  2. $3B would hurt Lilly's bottom line if there were no insurance or Indemnity Agreement, but there is no way that large an award will be upheld on appeal. What's surprising is that the trial judge refused to reduce it. She must have thought there was evidence of a flagrant, unconscionable coverup and wanted to send a message.

  3. As a self-employed individual, I always saw outrageous price increases every year in a health insurance plan with preexisting condition costs -- something most employed groups never had to worry about. With spouse, I saw ALL Indiana "free market answer" plans' premiums raise 25%-45% each year.

  4. It's not who you chose to build it's how they build it. Architects and engineers decide how and what to use to build. builders just do the work. Architects & engineers still think the tarp over the escalators out at airport will hold for third time when it snows, ice storms.

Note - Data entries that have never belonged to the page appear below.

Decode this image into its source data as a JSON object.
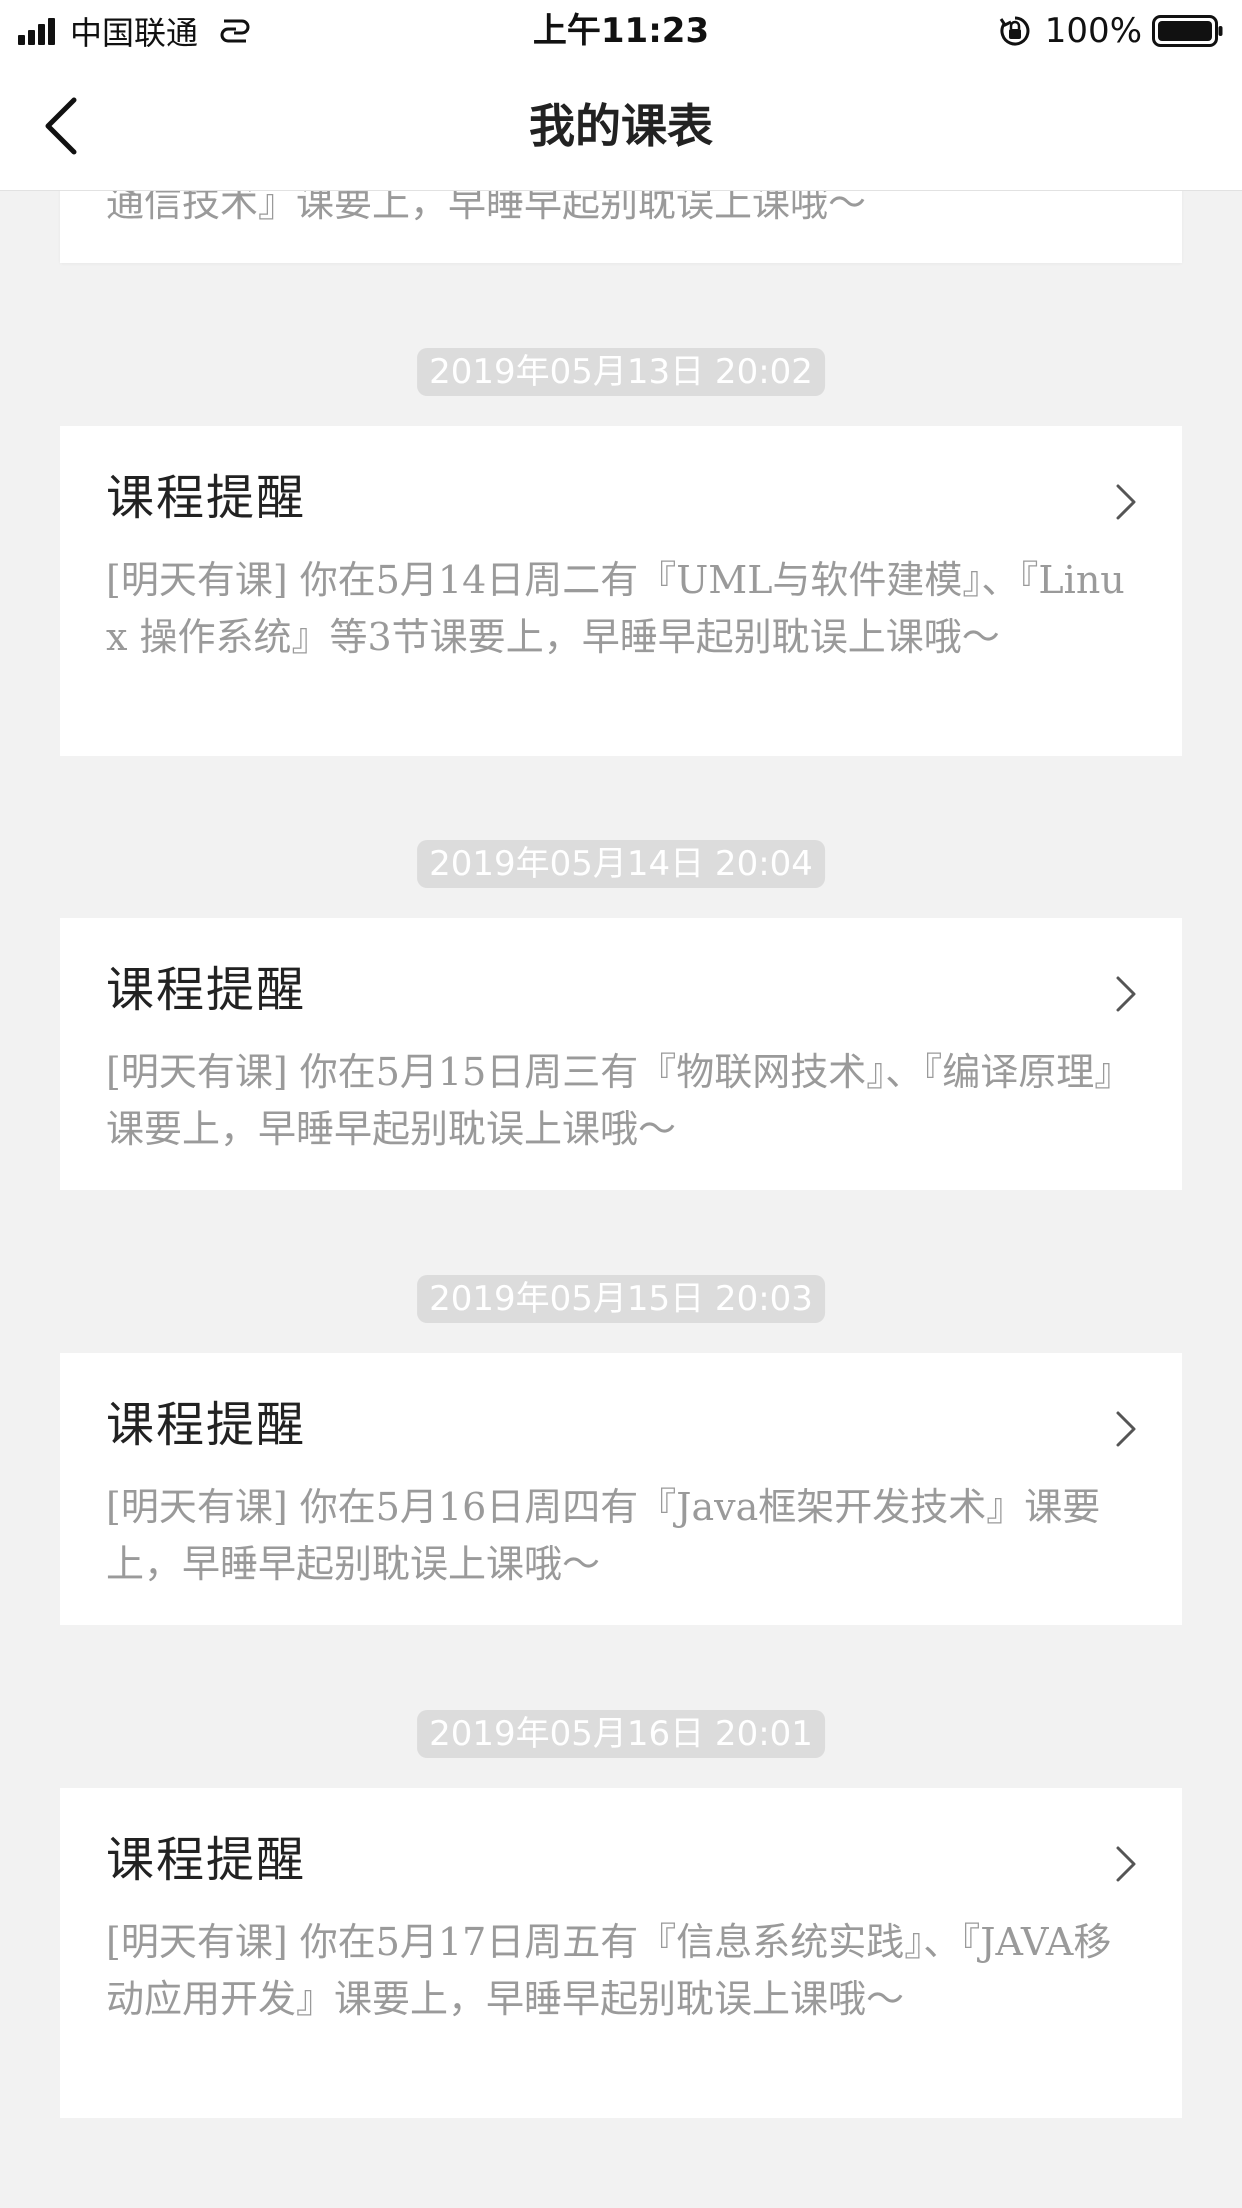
{
  "status_bar": {
    "carrier": "中国联通",
    "time": "上午11:23",
    "battery": "100%"
  },
  "nav": {
    "title": "我的课表"
  },
  "partial_card": {
    "body": "通信技术』课要上，早睡早起别耽误上课哦～"
  },
  "messages": [
    {
      "date": "2019年05月13日 20:02",
      "title": "课程提醒",
      "body": "[明天有课] 你在5月14日周二有『UML与软件建模』、『Linux 操作系统』等3节课要上，早睡早起别耽误上课哦～"
    },
    {
      "date": "2019年05月14日 20:04",
      "title": "课程提醒",
      "body": "[明天有课] 你在5月15日周三有『物联网技术』、『编译原理』课要上，早睡早起别耽误上课哦～"
    },
    {
      "date": "2019年05月15日 20:03",
      "title": "课程提醒",
      "body": "[明天有课] 你在5月16日周四有『Java框架开发技术』课要上，早睡早起别耽误上课哦～"
    },
    {
      "date": "2019年05月16日 20:01",
      "title": "课程提醒",
      "body": "[明天有课] 你在5月17日周五有『信息系统实践』、『JAVA移动应用开发』课要上，早睡早起别耽误上课哦～"
    }
  ],
  "colors": {
    "background": "#f2f2f2",
    "card": "#ffffff",
    "body_text": "#9a9a9a",
    "pill": "#dcdcdc"
  },
  "icons": {
    "back": "chevron-left-icon",
    "card_arrow": "chevron-right-icon",
    "signal": "signal-bars-icon",
    "hotspot": "link-icon",
    "orientation_lock": "orientation-lock-icon",
    "battery": "battery-icon"
  }
}
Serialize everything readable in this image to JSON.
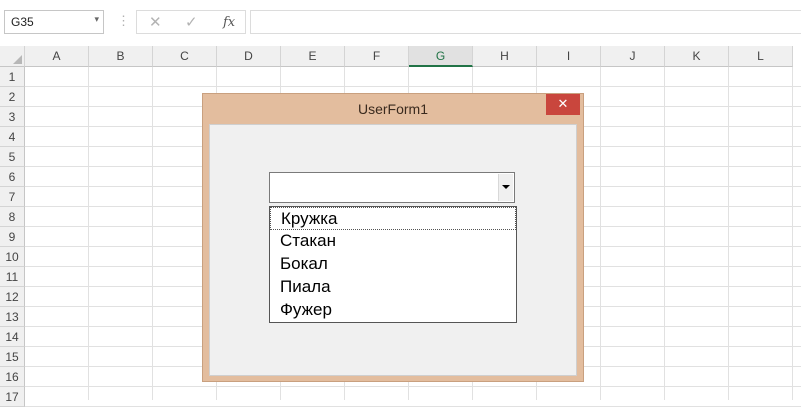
{
  "formula_bar": {
    "name_box": "G35",
    "name_box_dropdown": "▾",
    "separator": "⋮",
    "cancel_icon": "✕",
    "enter_icon": "✓",
    "fx_label": "fx",
    "formula": ""
  },
  "columns": [
    "A",
    "B",
    "C",
    "D",
    "E",
    "F",
    "G",
    "H",
    "I",
    "J",
    "K",
    "L"
  ],
  "selected_column": "G",
  "rows": [
    "1",
    "2",
    "3",
    "4",
    "5",
    "6",
    "7",
    "8",
    "9",
    "10",
    "11",
    "12",
    "13",
    "14",
    "15",
    "16",
    "17"
  ],
  "userform": {
    "title": "UserForm1",
    "close_label": "✕",
    "combobox_value": "",
    "options": [
      "Кружка",
      "Стакан",
      "Бокал",
      "Пиала",
      "Фужер"
    ],
    "focused_option": "Кружка"
  },
  "colors": {
    "form_frame": "#e3bd9e",
    "close_button": "#c9463d",
    "selected_column_accent": "#217346"
  }
}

  5. http://www.abcactionnews.com/news/duke-energy-customers-angry-about-money-for-nothing